This show, housed in a café on the ground floor of the old Sherrif Court, is not so much an argument against that idea as an argument in favour of the practice being forbidden by law.

In­spir­a­tions matches work by the likes of John Bellany, Ken Currie, Peter Howson and the late Steven Campbell with portraits of the artists by Shahin Memishi. This might be an in­ter­est­ing conceit, were it not for the fact that Memishi is - and this is a generous as­sess­ment - only a fairly capable painter, to the extent that it is a surprise his subjects agreed to sit for him. Memishi, it seems safe to say, has a higher opinion of his own work than that, setting up his Two Figures on an easel in front of Ken Currie’s brooding and bleak White Terror II, almost com­p­letely obscuring one of the best works here. I was offended by this, goodness knows what Currie would make of it. A portrait of John Bellany attempts to com­mu­n­ic­ate that painter’s recent adoption of a bright palette by sur­roun­d­ing him with primary-hued squiggles. This ham-fisted tactic is thrown into sharp relief by the presence of Steven Campbell’s Un Homme et une femme, with its knowing, soph­ist­ic­ated nods to Picasso.

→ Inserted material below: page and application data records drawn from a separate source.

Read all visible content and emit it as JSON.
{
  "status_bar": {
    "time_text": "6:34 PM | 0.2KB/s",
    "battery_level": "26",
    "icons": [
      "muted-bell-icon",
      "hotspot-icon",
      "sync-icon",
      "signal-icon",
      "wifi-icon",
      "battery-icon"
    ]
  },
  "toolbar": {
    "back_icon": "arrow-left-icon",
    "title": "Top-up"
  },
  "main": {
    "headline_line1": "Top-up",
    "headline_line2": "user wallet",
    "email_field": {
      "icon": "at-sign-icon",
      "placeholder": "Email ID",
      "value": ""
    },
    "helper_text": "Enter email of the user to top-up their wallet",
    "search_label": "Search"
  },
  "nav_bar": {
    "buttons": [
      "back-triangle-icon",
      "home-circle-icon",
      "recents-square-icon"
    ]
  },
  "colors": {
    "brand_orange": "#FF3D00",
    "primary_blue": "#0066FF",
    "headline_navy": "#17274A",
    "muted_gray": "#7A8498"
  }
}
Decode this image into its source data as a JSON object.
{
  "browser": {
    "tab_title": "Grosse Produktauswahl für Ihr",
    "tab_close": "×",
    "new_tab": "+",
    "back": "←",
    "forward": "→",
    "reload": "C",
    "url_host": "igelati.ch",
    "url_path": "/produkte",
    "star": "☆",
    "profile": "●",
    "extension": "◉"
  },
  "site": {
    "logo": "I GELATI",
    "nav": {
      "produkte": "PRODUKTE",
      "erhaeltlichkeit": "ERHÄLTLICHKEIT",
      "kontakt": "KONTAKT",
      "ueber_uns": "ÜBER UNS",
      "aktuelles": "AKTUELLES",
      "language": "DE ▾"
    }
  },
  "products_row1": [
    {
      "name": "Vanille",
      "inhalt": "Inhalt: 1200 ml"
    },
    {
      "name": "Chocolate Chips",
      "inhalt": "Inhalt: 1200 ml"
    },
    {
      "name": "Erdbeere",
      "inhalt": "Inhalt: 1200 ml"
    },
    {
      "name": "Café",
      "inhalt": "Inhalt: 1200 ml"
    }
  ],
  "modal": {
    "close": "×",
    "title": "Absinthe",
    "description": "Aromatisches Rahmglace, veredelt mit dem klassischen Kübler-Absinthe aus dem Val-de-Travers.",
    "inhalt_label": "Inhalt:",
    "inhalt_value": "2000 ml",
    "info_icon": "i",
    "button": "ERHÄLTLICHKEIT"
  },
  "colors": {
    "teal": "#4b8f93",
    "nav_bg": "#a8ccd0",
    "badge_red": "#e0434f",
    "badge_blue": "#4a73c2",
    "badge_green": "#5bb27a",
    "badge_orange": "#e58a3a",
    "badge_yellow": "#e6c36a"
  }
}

To make matters worse, the hanging of the show is chaotic, and absurdly cramped. Half the paintings are skew-whiff on the wall, others are plonked un­ce­r­e­mo­n­i­ously on the floor. A fine col­lec­tion of drawings by Peter Howson - as always, more sa­t­is­fy­ing than his painting - is fixed so high on the wall that visitors wanting to take a good long look at them will be forced to stand on a chair. One final, farcical note: Steven Campbell’s name is mis­spelled, as Stephen, both on the label beside his painting and in the title of Memishi’s portrait of the artist.

Whatever the faults of tra­di­tion­al gallery spaces, visitors can at least expect work to be hung with the aid of a spirit level, at eye level, and with the details of the work both present and correct. Here, the only in­form­a­tion you can trust is the list of high prices.

It’s not clear whether Memishi genuinely beleieves his work to be of the same calibre as the painters who inspire him, or if he simply has the brass neck to drum up publicity for his mediocre paintings by part­n­er­ing them with the work of some of Glasgow’s best, and best-loved artists. Whichever it is, Memishi has em­bar­rassed himself, and this show will irritate, or even anger any art lovers lured by those big names on the bill.

This review was not published in The Herald on September 3rd, 2008.